With this tutorial, we will take a software-independent look at some of the vital terminology that is required to build a solid foundation for learning some basics of compositing. Software required: none.
With this tutorial, we will take a software-independent look at some of the vital terminology that is required to build a solid foundation for learning some basics of compositing. The purpose of these standalone lessons is not to learn how to use any specific software, but rather to focus on learning fundamental terminology. It is recommended that you are familiar with all of the terminology that is discussed throughout these lessons before starting to follow along with any compositing tutorials. Software required: none.
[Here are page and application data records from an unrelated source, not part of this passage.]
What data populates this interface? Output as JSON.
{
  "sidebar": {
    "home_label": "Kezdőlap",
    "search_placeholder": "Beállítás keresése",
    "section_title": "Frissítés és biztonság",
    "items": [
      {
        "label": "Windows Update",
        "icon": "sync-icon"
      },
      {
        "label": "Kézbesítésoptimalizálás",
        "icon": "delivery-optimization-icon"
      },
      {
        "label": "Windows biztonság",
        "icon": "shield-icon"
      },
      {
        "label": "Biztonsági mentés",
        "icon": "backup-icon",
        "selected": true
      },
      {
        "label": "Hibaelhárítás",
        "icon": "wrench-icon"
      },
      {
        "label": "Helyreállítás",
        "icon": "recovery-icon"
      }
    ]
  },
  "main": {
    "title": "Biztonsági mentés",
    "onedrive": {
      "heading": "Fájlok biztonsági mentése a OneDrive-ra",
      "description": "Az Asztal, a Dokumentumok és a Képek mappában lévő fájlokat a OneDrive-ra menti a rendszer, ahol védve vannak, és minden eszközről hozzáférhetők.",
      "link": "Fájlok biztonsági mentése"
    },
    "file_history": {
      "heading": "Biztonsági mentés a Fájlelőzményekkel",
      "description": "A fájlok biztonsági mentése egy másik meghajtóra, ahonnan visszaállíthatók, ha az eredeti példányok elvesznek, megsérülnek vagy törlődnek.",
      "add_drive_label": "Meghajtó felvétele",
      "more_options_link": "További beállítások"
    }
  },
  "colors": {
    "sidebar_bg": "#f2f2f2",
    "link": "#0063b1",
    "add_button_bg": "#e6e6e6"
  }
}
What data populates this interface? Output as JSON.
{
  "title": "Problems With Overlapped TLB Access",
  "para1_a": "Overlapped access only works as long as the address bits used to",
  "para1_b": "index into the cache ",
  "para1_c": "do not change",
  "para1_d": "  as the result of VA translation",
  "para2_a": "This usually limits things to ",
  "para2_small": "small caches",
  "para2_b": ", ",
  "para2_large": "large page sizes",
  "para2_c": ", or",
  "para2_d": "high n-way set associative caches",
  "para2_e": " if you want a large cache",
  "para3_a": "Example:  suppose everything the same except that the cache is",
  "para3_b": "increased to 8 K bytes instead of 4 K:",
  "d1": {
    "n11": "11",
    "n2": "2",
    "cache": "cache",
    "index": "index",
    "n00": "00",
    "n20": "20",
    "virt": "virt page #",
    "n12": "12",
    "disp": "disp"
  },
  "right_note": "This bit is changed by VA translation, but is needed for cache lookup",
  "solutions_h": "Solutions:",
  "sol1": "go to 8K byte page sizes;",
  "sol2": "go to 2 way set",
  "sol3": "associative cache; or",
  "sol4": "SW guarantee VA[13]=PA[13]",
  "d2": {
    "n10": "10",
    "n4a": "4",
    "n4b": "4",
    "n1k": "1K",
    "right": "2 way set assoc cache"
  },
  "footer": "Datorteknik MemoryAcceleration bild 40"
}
Introduction and Project Overview <<MUSIC PLAYING>> In this lesson, we will learn about HDRI, or High Dynamic Range Images. Any image that you see whether it's a print advertisement, a television graphic, or a website displayed on your monitor, has what's called a dynamic range. This range, also referred to as the contrast ratio, is the range of values between the lightest and darkest parts of an image. Most of the images we encounter have a low dynamic range. These are usually 8-bit images, and typically contain three color channels, red, green, and blue with values from 0 to 255 defining each channel. Now although these images give us a limited range of color and value to work with, they're normally adequate because of the limited ability of the medium. Whether it's paper or a computer monitor. High dynamic range images normally use 32 bits of data to store our colors and contain much more color information compared to a traditional 8-bit image. HDR images are also stored in floating point values. Which means instead of having to use whole numbers to define a color or brightness, we can now use a decimal point to define the different shades. So rather than having a value of 155 and the next value being 156, a particular channel in an HDR image may have the value of 155. 2 or even 155. 794. This gives the image much more higher number of possible variations per pixel. Now in the HDR world, it's possible for completely black and white areas of the image to actually have a lot of information not visible to an 8-bit display medium, such as your computer monitor. So in order to see all of the data stored in a 32-bit image we can use the tone mapping features found in many of today's popular image editing applications. Now having this extra information can give an artist a lot of flexibility in pulling detail from the shadows or adjusting the brightness of specific areas of an image. In the 3D world, we can use high dynamic range images to actually light our scenes creating a much more realistic render. We can also render our final images in a 32-bit format, giving a lot of control to the compositor who's putting this image back together. <<MUSIC PLAYING>>